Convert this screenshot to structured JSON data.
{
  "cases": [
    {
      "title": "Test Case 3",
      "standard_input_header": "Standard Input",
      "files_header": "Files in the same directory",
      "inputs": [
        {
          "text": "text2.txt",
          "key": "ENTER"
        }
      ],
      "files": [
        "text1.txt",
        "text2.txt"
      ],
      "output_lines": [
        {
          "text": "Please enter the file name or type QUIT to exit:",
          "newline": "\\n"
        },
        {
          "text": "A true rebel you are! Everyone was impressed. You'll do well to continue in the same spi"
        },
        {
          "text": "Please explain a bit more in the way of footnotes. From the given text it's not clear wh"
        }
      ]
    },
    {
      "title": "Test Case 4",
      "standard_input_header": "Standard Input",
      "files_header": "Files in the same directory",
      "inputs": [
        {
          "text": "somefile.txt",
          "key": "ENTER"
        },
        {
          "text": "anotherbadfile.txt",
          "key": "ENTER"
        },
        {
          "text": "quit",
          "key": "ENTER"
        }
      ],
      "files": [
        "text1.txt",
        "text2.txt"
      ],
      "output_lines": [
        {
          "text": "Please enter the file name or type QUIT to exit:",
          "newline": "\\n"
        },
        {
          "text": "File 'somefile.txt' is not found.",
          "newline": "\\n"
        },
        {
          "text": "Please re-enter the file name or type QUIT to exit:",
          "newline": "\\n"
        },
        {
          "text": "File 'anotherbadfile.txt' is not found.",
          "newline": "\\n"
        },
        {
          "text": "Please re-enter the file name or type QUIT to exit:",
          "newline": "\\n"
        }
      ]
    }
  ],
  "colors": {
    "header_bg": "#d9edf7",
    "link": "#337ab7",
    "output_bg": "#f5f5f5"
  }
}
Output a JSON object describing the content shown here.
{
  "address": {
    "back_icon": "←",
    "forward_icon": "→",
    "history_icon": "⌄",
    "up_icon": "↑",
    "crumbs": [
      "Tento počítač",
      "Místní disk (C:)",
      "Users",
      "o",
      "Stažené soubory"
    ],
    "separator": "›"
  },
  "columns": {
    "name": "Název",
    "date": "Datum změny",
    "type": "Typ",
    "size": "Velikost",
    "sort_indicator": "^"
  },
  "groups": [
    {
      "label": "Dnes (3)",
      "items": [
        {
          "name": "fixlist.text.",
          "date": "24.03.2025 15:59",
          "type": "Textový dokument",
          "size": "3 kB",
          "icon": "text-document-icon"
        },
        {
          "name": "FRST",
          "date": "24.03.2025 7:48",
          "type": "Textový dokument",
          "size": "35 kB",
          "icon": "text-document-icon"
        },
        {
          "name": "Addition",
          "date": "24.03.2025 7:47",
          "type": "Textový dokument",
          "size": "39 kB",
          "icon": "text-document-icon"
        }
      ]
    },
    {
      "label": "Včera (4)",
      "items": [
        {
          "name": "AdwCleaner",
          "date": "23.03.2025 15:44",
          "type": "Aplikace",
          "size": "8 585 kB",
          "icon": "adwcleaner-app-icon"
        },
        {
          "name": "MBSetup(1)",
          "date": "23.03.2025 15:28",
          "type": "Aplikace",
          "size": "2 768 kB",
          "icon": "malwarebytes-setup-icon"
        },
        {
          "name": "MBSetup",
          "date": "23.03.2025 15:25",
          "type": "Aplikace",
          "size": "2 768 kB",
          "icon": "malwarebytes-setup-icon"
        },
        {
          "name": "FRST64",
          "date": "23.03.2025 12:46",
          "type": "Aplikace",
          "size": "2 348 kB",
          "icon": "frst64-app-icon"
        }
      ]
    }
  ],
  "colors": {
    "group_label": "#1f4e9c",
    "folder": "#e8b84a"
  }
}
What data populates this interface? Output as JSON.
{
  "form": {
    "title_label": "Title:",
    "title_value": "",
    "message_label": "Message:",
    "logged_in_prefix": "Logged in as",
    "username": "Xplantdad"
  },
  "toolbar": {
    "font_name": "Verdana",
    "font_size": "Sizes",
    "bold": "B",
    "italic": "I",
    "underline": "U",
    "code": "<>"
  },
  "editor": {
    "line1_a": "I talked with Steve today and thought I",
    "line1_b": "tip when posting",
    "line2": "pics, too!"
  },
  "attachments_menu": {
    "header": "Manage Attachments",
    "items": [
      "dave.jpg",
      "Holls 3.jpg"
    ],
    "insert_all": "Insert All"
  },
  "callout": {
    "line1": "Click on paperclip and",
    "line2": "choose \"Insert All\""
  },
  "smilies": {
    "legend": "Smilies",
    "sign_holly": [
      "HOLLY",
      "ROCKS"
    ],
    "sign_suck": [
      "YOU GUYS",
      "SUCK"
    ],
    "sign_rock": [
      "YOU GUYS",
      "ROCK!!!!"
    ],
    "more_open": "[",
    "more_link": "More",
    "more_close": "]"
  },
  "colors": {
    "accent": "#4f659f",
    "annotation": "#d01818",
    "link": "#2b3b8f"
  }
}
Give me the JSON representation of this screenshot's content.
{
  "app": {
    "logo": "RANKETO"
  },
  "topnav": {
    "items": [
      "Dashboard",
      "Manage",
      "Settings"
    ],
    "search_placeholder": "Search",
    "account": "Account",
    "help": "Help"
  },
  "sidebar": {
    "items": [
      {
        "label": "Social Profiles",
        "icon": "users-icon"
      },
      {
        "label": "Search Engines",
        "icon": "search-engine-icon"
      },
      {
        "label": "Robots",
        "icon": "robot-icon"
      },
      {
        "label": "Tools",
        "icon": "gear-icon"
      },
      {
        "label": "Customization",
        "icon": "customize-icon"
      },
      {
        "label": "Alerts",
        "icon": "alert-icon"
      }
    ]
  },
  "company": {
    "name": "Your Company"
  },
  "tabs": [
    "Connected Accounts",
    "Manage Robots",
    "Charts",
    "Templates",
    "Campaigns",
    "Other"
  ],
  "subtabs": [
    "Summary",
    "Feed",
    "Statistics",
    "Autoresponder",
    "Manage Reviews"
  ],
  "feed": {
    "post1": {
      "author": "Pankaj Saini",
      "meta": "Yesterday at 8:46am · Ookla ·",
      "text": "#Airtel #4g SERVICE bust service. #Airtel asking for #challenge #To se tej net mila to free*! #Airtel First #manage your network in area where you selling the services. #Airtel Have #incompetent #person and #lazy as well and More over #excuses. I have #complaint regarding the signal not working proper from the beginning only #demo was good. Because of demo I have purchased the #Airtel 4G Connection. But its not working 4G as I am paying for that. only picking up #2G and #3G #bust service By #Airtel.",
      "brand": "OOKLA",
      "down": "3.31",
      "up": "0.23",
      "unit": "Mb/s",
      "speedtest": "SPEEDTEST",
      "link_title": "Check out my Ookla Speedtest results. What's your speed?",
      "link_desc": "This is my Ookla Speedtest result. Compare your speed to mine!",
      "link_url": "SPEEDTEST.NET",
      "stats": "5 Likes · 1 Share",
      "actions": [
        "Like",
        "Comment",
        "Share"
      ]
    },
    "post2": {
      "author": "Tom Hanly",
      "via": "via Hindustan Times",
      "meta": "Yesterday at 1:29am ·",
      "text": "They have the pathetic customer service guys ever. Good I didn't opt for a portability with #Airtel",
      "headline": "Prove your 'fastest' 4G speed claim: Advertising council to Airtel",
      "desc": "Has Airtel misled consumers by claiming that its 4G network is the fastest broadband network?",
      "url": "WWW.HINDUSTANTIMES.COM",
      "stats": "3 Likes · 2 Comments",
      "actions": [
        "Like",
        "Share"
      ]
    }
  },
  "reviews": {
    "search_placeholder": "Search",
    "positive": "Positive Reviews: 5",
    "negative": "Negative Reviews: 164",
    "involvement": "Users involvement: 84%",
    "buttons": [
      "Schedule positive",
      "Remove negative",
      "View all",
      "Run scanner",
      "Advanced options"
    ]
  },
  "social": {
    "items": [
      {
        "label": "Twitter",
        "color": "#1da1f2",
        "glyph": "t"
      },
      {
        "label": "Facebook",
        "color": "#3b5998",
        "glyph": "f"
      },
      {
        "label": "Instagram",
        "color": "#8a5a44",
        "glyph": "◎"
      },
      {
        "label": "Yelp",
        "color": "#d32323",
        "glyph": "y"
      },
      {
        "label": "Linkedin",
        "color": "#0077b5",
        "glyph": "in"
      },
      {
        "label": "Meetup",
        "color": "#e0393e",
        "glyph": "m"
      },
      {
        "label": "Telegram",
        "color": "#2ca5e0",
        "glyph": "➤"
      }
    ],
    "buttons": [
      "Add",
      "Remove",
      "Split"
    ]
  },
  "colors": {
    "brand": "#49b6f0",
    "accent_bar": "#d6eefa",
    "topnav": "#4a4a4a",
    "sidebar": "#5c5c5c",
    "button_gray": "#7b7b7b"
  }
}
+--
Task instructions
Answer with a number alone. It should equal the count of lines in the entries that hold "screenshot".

Reply
2